### Dataset rows for apps and sites
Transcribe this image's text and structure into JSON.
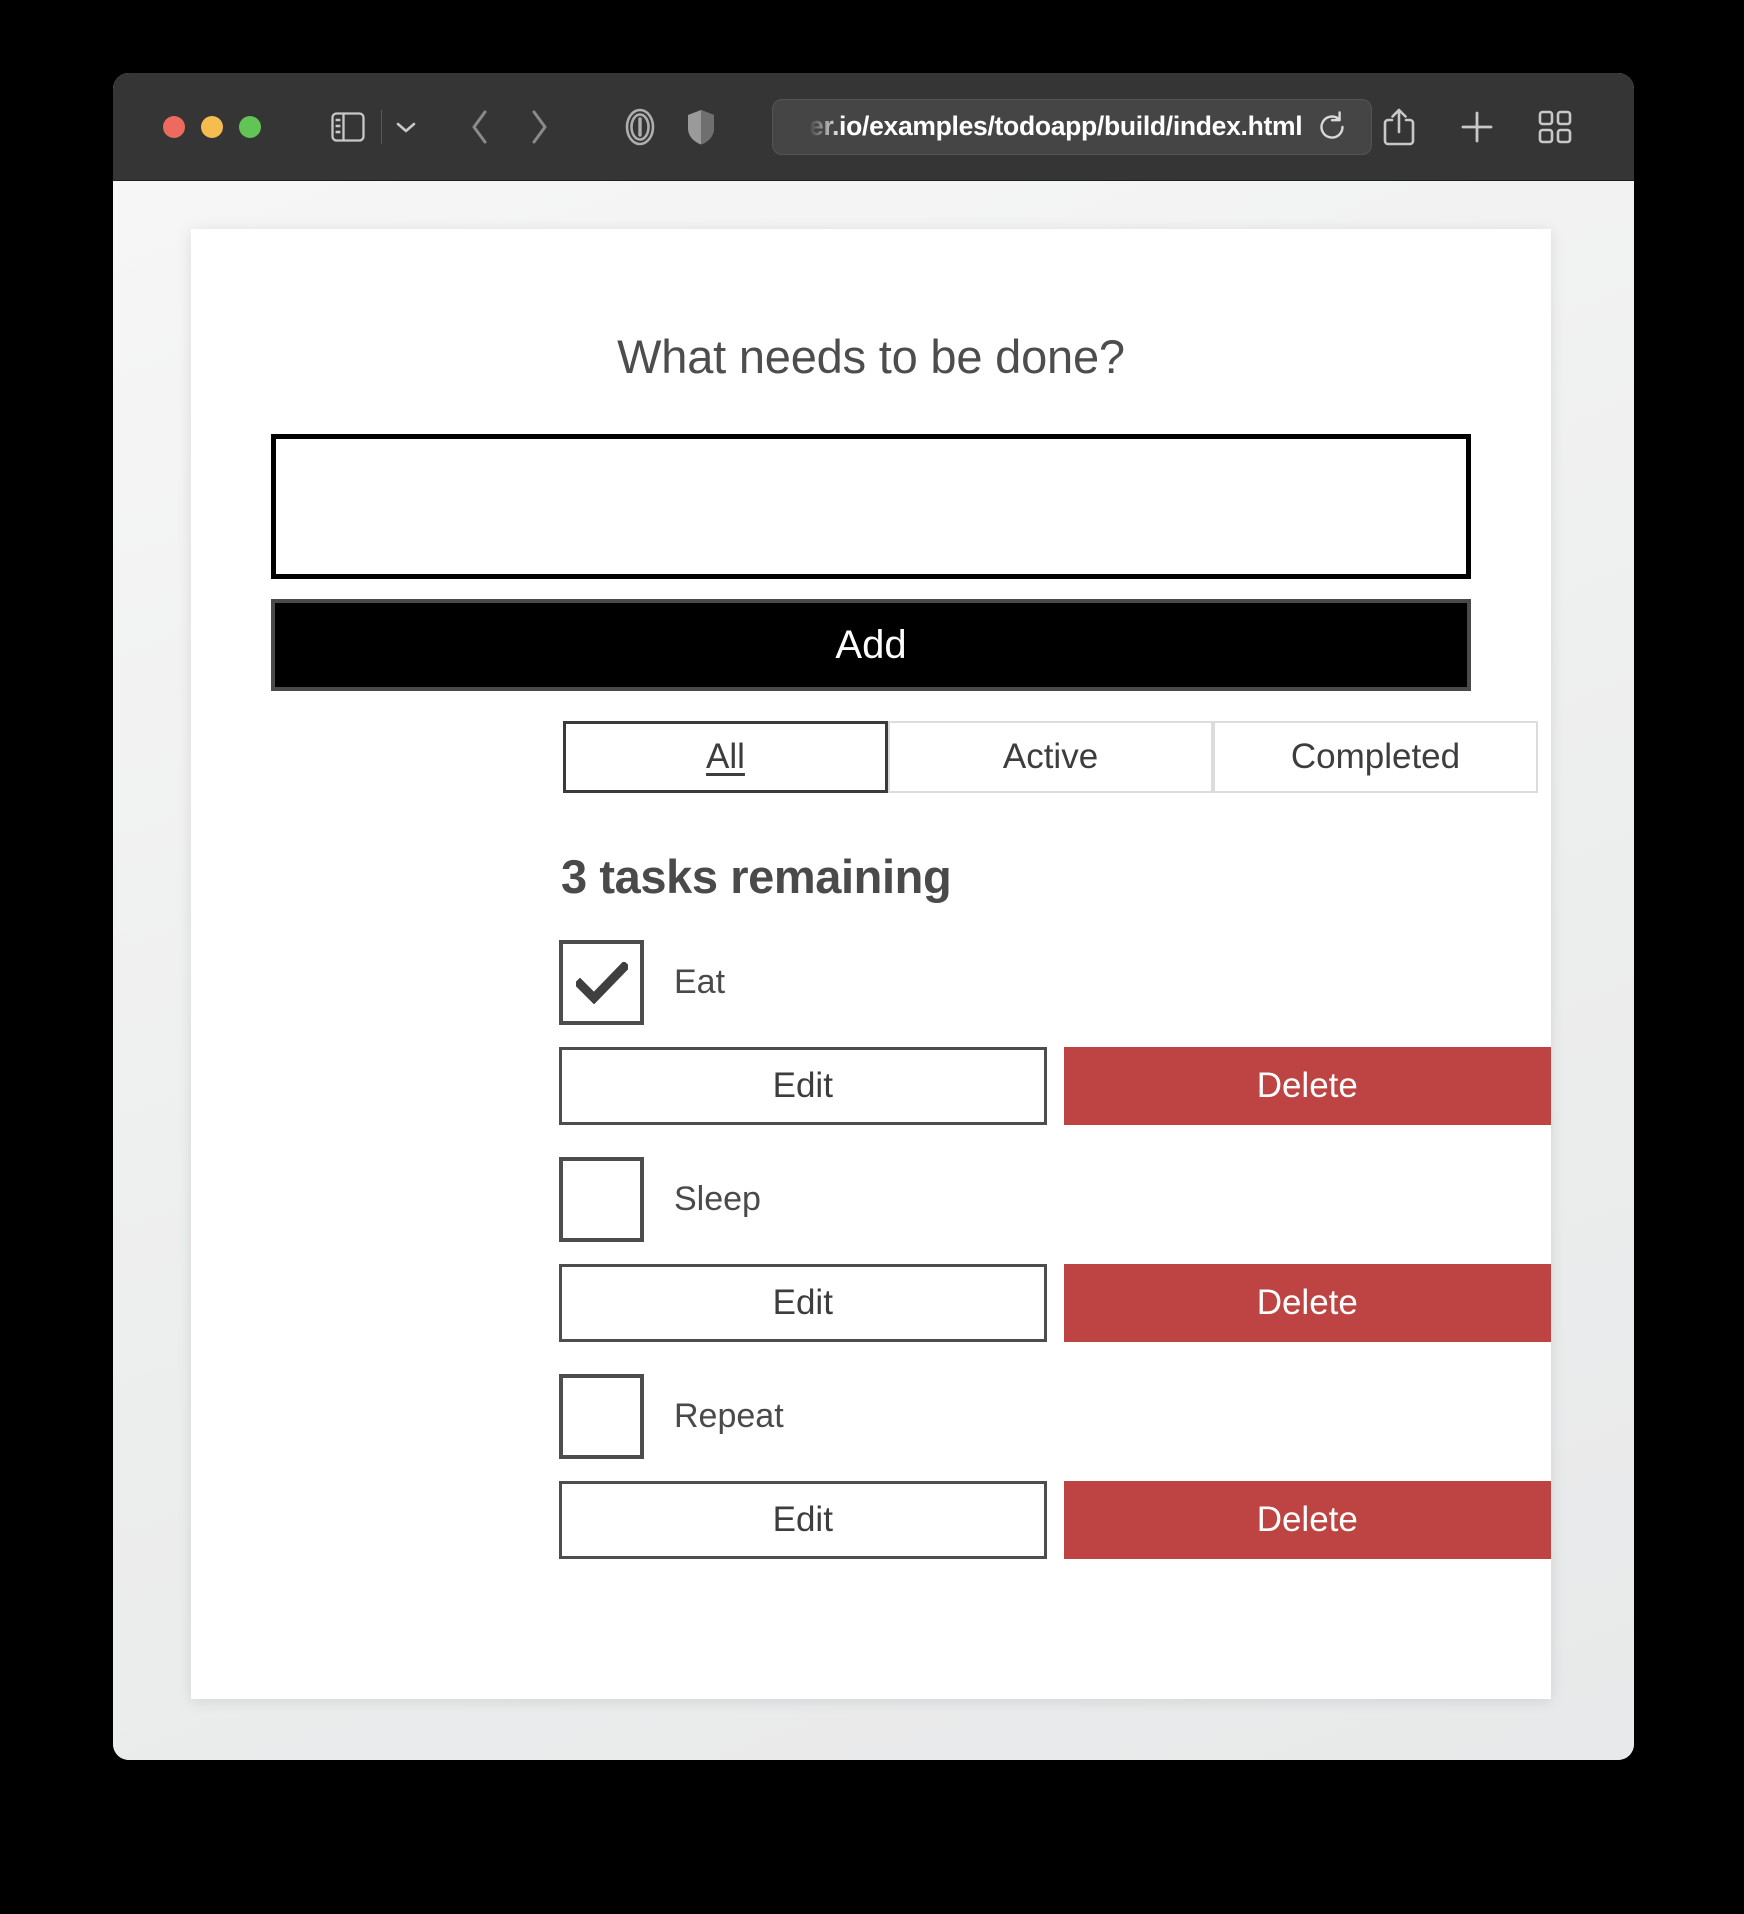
{
  "browser": {
    "traffic_lights": {
      "close_color": "#ed6a5e",
      "minimize_color": "#f5bd4f",
      "maximize_color": "#61c454"
    },
    "url": "er.io/examples/todoapp/build/index.html",
    "url_full_visible": "er.io/examples/todoapp/build/index.html",
    "toolbar_icons": {
      "sidebar": "sidebar-icon",
      "sidebar_chevron": "chevron-down-icon",
      "back": "chevron-left-icon",
      "forward": "chevron-right-icon",
      "reader": "reader-mode-icon",
      "privacy": "shield-icon",
      "reload": "reload-icon",
      "share": "share-icon",
      "new_tab": "plus-icon",
      "tab_overview": "tab-overview-icon"
    }
  },
  "app": {
    "title": "What needs to be done?",
    "input": {
      "value": "",
      "placeholder": ""
    },
    "add_label": "Add",
    "filters": [
      {
        "label": "All",
        "selected": true
      },
      {
        "label": "Active",
        "selected": false
      },
      {
        "label": "Completed",
        "selected": false
      }
    ],
    "list_heading": "3 tasks remaining",
    "remaining_count": 3,
    "todos": [
      {
        "label": "Eat",
        "completed": true,
        "edit_label": "Edit",
        "delete_label": "Delete"
      },
      {
        "label": "Sleep",
        "completed": false,
        "edit_label": "Edit",
        "delete_label": "Delete"
      },
      {
        "label": "Repeat",
        "completed": false,
        "edit_label": "Edit",
        "delete_label": "Delete"
      }
    ],
    "colors": {
      "delete_red": "#bd4442",
      "add_black": "#000000",
      "text_gray": "#4a4a4a"
    }
  }
}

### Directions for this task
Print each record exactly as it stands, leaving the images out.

### Solution for this task
Transcribe this image's text and structure into JSON.
{
  "browser": {
    "traffic_lights": {
      "close_color": "#ed6a5e",
      "minimize_color": "#f5bd4f",
      "maximize_color": "#61c454"
    },
    "url": "er.io/examples/todoapp/build/index.html",
    "url_full_visible": "er.io/examples/todoapp/build/index.html",
    "toolbar_icons": {
      "sidebar": "sidebar-icon",
      "sidebar_chevron": "chevron-down-icon",
      "back": "chevron-left-icon",
      "forward": "chevron-right-icon",
      "reader": "reader-mode-icon",
      "privacy": "shield-icon",
      "reload": "reload-icon",
      "share": "share-icon",
      "new_tab": "plus-icon",
      "tab_overview": "tab-overview-icon"
    }
  },
  "app": {
    "title": "What needs to be done?",
    "input": {
      "value": "",
      "placeholder": ""
    },
    "add_label": "Add",
    "filters": [
      {
        "label": "All",
        "selected": true
      },
      {
        "label": "Active",
        "selected": false
      },
      {
        "label": "Completed",
        "selected": false
      }
    ],
    "list_heading": "3 tasks remaining",
    "remaining_count": 3,
    "todos": [
      {
        "label": "Eat",
        "completed": true,
        "edit_label": "Edit",
        "delete_label": "Delete"
      },
      {
        "label": "Sleep",
        "completed": false,
        "edit_label": "Edit",
        "delete_label": "Delete"
      },
      {
        "label": "Repeat",
        "completed": false,
        "edit_label": "Edit",
        "delete_label": "Delete"
      }
    ],
    "colors": {
      "delete_red": "#bd4442",
      "add_black": "#000000",
      "text_gray": "#4a4a4a"
    }
  }
}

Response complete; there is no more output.